- Task instructions -
Check every line of the data below for the string "JSON", and copy the ones that hold it.
___ Data for the task ___
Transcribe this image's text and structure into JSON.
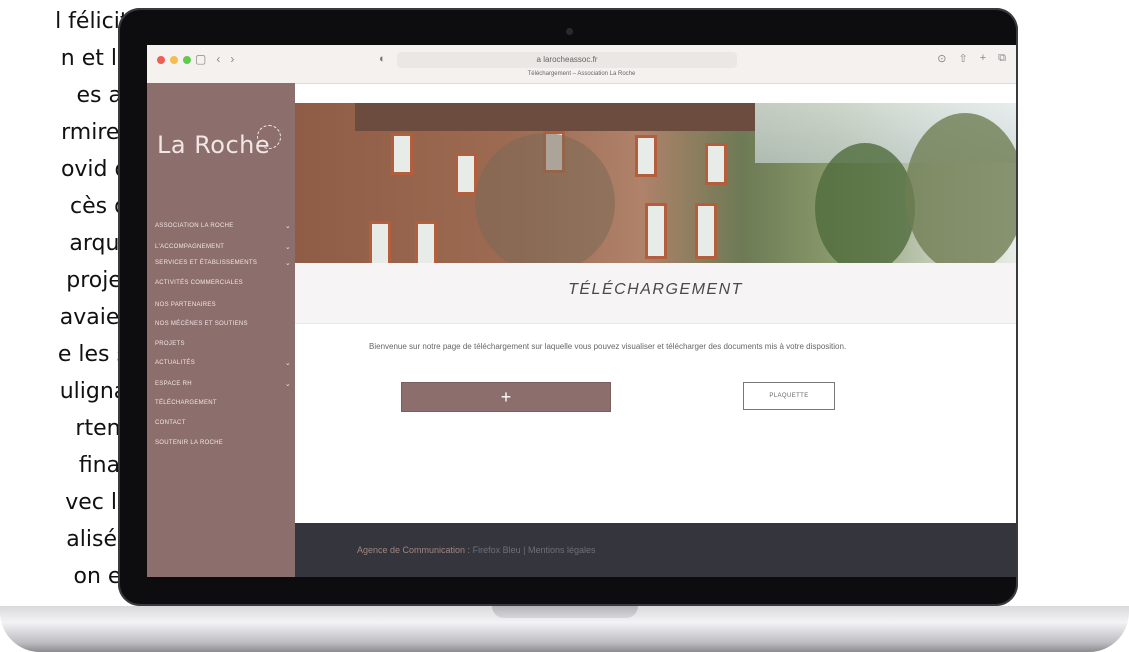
{
  "article_lines": [
    "l félicita",
    "n et les",
    "es   ac-",
    "rmirent",
    "ovid de",
    "cès  dû",
    "arquer",
    "projets",
    "avaient",
    "e les si-",
    "ulignait",
    "rtena-",
    "finan-",
    "vec les",
    "alisées",
    "on  ex-"
  ],
  "browser": {
    "url": "a larocheassoc.fr",
    "tab_title": "Téléchargement – Association La Roche"
  },
  "sidebar": {
    "logo": "La Roche",
    "items": [
      {
        "label": "Association La Roche",
        "chevron": true
      },
      {
        "label": "L'accompagnement",
        "chevron": true
      },
      {
        "label": "Services et établissements",
        "chevron": true
      },
      {
        "label": "Activités commerciales",
        "chevron": false
      },
      {
        "label": "Nos partenaires",
        "chevron": false
      },
      {
        "label": "Nos mécènes et soutiens",
        "chevron": false
      },
      {
        "label": "Projets",
        "chevron": false
      },
      {
        "label": "Actualités",
        "chevron": true
      },
      {
        "label": "Espace RH",
        "chevron": true
      },
      {
        "label": "Téléchargement",
        "chevron": false
      },
      {
        "label": "Contact",
        "chevron": false
      },
      {
        "label": "Soutenir La Roche",
        "chevron": false
      }
    ]
  },
  "main": {
    "title": "TÉLÉCHARGEMENT",
    "intro": "Bienvenue sur notre page de téléchargement sur laquelle vous pouvez visualiser et télécharger des documents mis à votre disposition.",
    "plus_label": "+",
    "plaquette_label": "PLAQUETTE"
  },
  "footer": {
    "prefix": "Agence de Communication : ",
    "link1": "Firefox Bleu",
    "separator": " | ",
    "link2": "Mentions légales"
  },
  "colors": {
    "sidebar": "#8c6f6d",
    "footer": "#34353d",
    "button": "#8c6f6d"
  }
}
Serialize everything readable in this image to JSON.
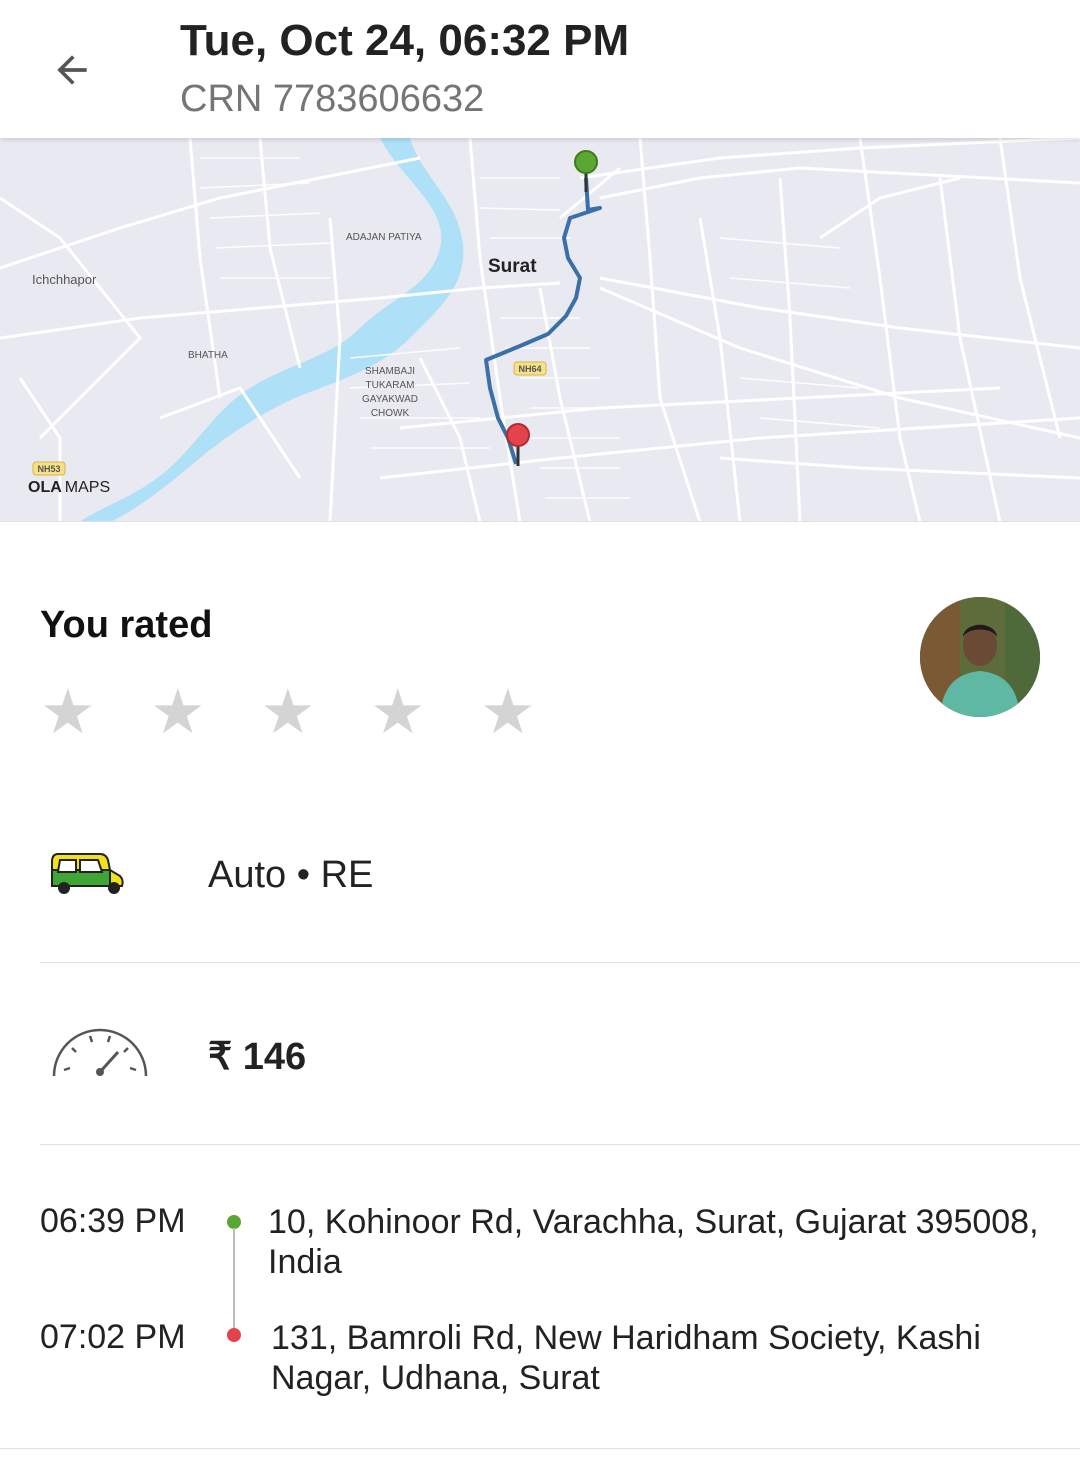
{
  "header": {
    "title": "Tue, Oct 24, 06:32 PM",
    "crn": "CRN 7783606632"
  },
  "map": {
    "labels": {
      "ichchhapor": "Ichchhapor",
      "adajan": "ADAJAN PATIYA",
      "surat": "Surat",
      "bhatha": "BHATHA",
      "shambaji_1": "SHAMBAJI",
      "shambaji_2": "TUKARAM",
      "shambaji_3": "GAYAKWAD",
      "shambaji_4": "CHOWK",
      "nh64": "NH64",
      "nh53": "NH53"
    },
    "logo_ola": "OLA",
    "logo_maps": "MAPS",
    "colors": {
      "water": "#aee0f7",
      "route": "#3b6fa8",
      "pickup": "#5aa832",
      "drop": "#e5434b"
    }
  },
  "rating": {
    "label": "You rated",
    "star_glyph": "★",
    "stars_selected": 0,
    "stars_total": 5
  },
  "vehicle": {
    "label": "Auto • RE"
  },
  "fare": {
    "label": "₹ 146"
  },
  "trip": {
    "pickup_time": "06:39 PM",
    "pickup_address": "10, Kohinoor Rd, Varachha, Surat, Gujarat 395008, India",
    "drop_time": "07:02 PM",
    "drop_address": "131, Bamroli Rd, New Haridham Society, Kashi Nagar, Udhana, Surat"
  }
}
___
- Written response -
Transcribe this image's text and structure into JSON.
Serialize everything readable in this image to JSON.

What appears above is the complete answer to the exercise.